## Problem description
Every line of the data below should be written out word for word.

[Items listed in a dataset]
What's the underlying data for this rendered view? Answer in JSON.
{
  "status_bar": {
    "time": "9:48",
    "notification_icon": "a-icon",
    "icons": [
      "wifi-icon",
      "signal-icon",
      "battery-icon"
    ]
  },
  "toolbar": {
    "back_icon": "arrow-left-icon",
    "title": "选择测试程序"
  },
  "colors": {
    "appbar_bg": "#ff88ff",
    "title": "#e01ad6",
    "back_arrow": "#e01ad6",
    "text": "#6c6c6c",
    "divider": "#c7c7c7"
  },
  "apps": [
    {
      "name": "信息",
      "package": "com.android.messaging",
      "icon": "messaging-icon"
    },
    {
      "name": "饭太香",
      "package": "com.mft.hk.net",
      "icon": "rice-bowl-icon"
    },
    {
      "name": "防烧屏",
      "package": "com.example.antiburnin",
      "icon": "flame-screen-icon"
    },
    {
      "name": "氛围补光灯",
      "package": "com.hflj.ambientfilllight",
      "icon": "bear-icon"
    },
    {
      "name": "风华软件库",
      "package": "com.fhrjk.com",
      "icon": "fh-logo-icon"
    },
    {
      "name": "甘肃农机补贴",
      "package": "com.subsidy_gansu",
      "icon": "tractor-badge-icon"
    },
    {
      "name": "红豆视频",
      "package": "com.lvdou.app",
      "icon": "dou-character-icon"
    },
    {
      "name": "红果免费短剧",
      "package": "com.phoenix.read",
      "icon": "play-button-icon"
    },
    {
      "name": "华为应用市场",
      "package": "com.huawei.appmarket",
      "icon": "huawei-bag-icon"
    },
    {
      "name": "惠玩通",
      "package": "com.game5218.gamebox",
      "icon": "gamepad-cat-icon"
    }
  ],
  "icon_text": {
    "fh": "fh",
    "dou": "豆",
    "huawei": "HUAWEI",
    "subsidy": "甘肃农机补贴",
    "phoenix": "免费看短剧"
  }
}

## Result of the exercise
What's the underlying data for this rendered view? Answer in JSON.
{
  "status_bar": {
    "time": "9:48",
    "notification_icon": "a-icon",
    "icons": [
      "wifi-icon",
      "signal-icon",
      "battery-icon"
    ]
  },
  "toolbar": {
    "back_icon": "arrow-left-icon",
    "title": "选择测试程序"
  },
  "colors": {
    "appbar_bg": "#ff88ff",
    "title": "#e01ad6",
    "back_arrow": "#e01ad6",
    "text": "#6c6c6c",
    "divider": "#c7c7c7"
  },
  "apps": [
    {
      "name": "信息",
      "package": "com.android.messaging",
      "icon": "messaging-icon"
    },
    {
      "name": "饭太香",
      "package": "com.mft.hk.net",
      "icon": "rice-bowl-icon"
    },
    {
      "name": "防烧屏",
      "package": "com.example.antiburnin",
      "icon": "flame-screen-icon"
    },
    {
      "name": "氛围补光灯",
      "package": "com.hflj.ambientfilllight",
      "icon": "bear-icon"
    },
    {
      "name": "风华软件库",
      "package": "com.fhrjk.com",
      "icon": "fh-logo-icon"
    },
    {
      "name": "甘肃农机补贴",
      "package": "com.subsidy_gansu",
      "icon": "tractor-badge-icon"
    },
    {
      "name": "红豆视频",
      "package": "com.lvdou.app",
      "icon": "dou-character-icon"
    },
    {
      "name": "红果免费短剧",
      "package": "com.phoenix.read",
      "icon": "play-button-icon"
    },
    {
      "name": "华为应用市场",
      "package": "com.huawei.appmarket",
      "icon": "huawei-bag-icon"
    },
    {
      "name": "惠玩通",
      "package": "com.game5218.gamebox",
      "icon": "gamepad-cat-icon"
    }
  ],
  "icon_text": {
    "fh": "fh",
    "dou": "豆",
    "huawei": "HUAWEI",
    "subsidy": "甘肃农机补贴",
    "phoenix": "免费看短剧"
  }
}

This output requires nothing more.